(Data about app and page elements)
== Segment start ==
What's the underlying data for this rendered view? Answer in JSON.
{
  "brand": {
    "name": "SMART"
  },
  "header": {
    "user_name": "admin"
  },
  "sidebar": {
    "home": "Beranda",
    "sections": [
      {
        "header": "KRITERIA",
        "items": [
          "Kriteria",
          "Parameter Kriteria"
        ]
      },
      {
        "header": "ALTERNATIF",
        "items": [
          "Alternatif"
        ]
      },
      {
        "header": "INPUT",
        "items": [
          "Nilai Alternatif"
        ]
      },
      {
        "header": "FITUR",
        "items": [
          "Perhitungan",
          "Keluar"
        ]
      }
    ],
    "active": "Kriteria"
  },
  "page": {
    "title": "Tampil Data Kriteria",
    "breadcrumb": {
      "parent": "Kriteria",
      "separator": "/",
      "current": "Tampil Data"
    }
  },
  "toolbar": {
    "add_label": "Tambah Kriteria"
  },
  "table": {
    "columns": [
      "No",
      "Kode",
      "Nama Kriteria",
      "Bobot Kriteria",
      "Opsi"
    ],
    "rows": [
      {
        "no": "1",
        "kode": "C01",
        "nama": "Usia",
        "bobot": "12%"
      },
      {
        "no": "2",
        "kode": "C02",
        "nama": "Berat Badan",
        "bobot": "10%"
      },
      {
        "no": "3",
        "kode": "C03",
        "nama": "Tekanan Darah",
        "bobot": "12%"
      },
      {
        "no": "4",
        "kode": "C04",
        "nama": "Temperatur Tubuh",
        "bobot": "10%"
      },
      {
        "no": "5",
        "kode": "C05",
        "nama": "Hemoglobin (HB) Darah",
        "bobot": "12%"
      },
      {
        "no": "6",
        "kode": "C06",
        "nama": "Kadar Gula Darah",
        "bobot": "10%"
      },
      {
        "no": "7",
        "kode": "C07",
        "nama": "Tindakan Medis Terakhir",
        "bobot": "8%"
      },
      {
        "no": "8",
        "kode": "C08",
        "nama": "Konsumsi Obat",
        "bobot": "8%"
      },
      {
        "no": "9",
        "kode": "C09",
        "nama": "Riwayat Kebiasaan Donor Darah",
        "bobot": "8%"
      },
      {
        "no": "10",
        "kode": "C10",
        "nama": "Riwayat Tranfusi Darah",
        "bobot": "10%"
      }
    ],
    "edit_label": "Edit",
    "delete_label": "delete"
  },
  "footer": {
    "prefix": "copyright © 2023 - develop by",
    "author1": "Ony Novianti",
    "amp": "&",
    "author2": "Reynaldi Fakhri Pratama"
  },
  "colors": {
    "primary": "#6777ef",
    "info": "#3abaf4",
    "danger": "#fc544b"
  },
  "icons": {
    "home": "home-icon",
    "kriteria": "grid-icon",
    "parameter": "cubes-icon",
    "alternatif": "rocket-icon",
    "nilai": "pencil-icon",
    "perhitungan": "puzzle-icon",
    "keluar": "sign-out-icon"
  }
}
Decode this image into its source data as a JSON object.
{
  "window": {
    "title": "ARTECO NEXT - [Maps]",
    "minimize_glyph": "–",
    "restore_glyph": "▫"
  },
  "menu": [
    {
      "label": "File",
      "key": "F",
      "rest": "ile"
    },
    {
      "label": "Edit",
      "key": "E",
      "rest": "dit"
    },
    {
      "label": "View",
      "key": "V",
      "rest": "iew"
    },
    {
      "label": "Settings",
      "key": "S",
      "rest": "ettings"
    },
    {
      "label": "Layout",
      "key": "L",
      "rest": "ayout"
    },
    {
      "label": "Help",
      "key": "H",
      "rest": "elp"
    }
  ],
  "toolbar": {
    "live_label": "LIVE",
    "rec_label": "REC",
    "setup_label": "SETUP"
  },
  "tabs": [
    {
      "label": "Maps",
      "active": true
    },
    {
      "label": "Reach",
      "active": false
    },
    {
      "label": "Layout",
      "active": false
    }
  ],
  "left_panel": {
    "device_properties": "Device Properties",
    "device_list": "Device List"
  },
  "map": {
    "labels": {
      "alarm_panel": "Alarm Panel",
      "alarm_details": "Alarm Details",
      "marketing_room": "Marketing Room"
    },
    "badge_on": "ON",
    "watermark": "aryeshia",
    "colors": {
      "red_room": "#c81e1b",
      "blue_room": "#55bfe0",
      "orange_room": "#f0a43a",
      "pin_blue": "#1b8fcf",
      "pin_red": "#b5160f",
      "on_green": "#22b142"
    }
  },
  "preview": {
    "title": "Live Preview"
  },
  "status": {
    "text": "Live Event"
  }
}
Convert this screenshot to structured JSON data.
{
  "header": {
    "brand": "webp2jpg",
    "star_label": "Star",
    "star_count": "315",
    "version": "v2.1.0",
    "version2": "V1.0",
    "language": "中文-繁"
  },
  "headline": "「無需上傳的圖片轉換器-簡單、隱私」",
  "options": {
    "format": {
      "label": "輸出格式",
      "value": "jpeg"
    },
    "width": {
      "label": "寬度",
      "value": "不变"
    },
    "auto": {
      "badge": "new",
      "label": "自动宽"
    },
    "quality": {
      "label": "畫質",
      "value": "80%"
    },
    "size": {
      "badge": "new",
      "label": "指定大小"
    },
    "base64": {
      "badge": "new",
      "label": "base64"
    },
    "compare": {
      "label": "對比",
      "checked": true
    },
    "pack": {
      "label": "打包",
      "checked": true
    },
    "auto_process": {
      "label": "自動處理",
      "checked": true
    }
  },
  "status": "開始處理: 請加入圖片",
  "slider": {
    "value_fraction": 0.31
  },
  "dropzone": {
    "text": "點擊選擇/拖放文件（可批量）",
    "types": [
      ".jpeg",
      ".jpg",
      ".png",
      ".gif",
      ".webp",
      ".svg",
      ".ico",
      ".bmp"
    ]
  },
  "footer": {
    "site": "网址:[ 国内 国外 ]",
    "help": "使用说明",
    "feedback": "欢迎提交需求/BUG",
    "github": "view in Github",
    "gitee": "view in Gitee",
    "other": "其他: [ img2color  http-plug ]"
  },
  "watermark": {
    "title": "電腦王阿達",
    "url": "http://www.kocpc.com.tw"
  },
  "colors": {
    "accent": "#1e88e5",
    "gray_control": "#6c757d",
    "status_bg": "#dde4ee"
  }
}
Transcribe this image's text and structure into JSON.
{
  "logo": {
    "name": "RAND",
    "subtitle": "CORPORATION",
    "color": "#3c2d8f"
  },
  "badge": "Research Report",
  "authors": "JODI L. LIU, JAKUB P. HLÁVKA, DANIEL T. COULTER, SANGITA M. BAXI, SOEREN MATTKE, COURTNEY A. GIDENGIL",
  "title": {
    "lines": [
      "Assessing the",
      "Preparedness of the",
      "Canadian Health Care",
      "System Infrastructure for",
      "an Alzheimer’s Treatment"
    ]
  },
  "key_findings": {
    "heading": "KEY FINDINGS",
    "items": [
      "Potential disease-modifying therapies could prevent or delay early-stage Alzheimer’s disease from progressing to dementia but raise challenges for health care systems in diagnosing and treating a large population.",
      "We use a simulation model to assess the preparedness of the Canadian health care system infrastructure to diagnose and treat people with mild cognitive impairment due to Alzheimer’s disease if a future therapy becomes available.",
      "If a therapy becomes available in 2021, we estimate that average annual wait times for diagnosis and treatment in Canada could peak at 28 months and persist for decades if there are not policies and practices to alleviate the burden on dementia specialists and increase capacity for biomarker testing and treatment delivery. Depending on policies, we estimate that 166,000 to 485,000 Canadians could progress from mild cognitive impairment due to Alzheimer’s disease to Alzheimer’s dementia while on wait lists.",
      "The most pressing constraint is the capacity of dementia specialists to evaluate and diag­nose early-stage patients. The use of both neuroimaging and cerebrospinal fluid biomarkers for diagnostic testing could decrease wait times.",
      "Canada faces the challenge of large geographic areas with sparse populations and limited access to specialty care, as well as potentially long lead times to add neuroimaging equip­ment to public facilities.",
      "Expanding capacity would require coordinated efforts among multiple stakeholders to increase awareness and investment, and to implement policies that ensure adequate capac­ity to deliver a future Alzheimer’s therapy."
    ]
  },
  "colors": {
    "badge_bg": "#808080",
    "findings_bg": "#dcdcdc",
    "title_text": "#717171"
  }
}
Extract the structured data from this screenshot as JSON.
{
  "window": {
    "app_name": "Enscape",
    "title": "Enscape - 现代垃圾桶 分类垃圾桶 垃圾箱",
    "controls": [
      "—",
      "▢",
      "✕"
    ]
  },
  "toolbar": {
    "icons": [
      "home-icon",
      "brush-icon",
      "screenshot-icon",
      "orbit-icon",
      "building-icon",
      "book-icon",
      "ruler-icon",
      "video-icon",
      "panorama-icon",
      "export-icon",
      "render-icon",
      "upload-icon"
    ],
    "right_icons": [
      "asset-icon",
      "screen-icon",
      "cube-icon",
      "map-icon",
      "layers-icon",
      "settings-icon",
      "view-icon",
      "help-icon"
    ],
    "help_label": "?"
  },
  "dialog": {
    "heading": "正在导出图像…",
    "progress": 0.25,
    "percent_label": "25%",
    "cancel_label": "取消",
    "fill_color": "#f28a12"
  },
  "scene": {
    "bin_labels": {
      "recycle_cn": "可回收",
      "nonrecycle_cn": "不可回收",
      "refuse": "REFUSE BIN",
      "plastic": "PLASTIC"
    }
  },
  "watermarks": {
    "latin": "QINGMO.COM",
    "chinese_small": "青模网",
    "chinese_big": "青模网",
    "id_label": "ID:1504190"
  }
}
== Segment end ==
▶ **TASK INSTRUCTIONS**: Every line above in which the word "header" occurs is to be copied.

▶ **EXPECTED OUTPUT**:
  "header": {
        "header": "KRITERIA",
        "header": "ALTERNATIF",
        "header": "INPUT",
        "header": "FITUR",
  "header": {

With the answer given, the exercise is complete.